I guarantee you will not only learn and grow faster as a developer, but there will be a huge burden lifted from your shoulders.
And in general people like eager/passionate/inquisitive people more than they do know-it-alls’.
4. I realized the goal is not the fast track to knowing everything, but actually enjoying the coding journey little by little
This again goes back to #1, and it’s this: “Other developers seem to know so much, I need to catch up to them as fast as possible.”
So we buy course after course, subscription after subscription, jumping from one language or framework or library to the next.
That was me, too. But I realized that it was much like American retirement….you “drift” through life until you finally reach that age, and then you can finally live. What a joke!

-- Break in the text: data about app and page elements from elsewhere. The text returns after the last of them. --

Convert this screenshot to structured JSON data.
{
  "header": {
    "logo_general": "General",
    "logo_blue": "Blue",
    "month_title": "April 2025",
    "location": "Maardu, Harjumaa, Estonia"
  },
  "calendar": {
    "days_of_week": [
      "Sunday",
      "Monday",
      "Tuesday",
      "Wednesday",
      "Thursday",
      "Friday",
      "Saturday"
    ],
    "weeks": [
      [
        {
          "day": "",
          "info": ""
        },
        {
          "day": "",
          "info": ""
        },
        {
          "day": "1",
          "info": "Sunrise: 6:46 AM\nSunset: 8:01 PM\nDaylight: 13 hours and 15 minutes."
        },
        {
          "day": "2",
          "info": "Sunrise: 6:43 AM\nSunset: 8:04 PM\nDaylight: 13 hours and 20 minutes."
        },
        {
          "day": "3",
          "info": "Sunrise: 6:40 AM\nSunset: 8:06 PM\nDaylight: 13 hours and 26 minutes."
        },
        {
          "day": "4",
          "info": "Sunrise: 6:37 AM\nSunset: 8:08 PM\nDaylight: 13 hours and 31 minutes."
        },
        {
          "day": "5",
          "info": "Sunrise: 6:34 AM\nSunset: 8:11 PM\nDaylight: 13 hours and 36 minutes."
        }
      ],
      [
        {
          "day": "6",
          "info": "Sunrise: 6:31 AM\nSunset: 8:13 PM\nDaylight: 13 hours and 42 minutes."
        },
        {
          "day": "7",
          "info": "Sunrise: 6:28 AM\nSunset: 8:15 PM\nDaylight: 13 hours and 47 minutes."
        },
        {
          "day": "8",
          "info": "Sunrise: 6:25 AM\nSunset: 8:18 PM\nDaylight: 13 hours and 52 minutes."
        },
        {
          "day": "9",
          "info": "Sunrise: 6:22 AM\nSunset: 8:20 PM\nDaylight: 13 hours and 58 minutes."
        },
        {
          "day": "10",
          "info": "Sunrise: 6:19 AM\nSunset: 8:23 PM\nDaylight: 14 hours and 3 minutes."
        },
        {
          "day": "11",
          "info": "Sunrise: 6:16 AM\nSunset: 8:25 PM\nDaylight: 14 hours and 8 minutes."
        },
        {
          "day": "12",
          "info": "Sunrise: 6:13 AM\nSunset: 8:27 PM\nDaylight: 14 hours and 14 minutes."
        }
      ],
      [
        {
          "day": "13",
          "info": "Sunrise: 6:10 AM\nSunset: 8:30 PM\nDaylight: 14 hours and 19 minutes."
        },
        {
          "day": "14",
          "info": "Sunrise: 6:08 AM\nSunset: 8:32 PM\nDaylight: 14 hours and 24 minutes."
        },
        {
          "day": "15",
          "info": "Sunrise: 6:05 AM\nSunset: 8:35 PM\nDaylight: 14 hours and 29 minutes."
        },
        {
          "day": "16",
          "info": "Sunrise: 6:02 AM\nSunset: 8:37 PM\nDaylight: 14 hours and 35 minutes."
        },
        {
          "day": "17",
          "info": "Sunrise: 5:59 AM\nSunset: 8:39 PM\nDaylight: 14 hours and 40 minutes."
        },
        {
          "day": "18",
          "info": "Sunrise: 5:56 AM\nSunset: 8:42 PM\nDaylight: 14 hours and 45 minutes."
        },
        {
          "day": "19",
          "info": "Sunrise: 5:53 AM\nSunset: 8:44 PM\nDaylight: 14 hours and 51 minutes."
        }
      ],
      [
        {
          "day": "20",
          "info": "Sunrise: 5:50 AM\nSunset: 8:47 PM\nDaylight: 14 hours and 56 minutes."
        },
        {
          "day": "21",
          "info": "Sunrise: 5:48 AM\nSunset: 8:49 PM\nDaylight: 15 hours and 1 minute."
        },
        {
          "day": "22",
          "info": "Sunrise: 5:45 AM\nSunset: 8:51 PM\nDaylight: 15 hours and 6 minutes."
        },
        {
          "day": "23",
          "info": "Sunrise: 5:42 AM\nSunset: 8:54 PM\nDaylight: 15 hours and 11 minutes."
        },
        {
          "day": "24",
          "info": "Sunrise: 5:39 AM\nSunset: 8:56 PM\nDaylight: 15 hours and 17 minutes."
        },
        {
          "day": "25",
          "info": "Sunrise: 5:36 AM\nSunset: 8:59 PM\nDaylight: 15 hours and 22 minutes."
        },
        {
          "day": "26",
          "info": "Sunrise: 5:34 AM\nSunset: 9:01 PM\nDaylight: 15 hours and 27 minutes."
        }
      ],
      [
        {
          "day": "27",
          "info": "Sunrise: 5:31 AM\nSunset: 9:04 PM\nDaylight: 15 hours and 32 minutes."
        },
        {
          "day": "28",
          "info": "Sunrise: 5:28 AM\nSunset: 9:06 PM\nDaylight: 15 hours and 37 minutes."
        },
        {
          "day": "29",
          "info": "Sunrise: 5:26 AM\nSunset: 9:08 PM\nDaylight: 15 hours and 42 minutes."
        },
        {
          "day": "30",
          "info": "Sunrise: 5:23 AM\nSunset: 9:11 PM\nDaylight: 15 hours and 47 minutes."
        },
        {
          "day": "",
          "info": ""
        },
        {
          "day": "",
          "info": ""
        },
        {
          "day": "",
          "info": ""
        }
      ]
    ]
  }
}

If you are a new developer, you will not catch up with experienced developers quickly. Face it. Then embrace it.
It takes a while to become seasoned. Thus you have two options: 1. You can keep grinding until you can finally “live” when you get there (which you will not), or you can 2. Face the fact that you are still a junior developer and enjoy the coding journey that you are on.
You will probably never feel that you are good and there will always be developers better than you.
But be the best you as a developer.
So practice these things to defeat Imposter Syndrome for good:
- Focus on how far you’ve come, not on the present state of others.
- Ditch the fact that you have to have all the syntax and logic in your head to produce out of thin air, but instead be glad that you regularly reference the documentation. It’s a noble act. Be confident in your, “I don’t know, but let me look it up,” answer.
- Realize that you will grow much faster if you ask questions like a child. Swap the “experienced developer” facade for an “eager to learn” disposition.
- Come to the realization that becoming a really good coder takes time and you won’t become one overnight. Stop cramming and learn to enjoy the coding journey itself.
How are you coping with imposter syndrome? Do you still struggle with it? If not, what tactics did you use to beat it? Let’s discuss below.
Additional Related Resource
The Imposter’s Handbook by Rob Conery
How I Learned to Code and became a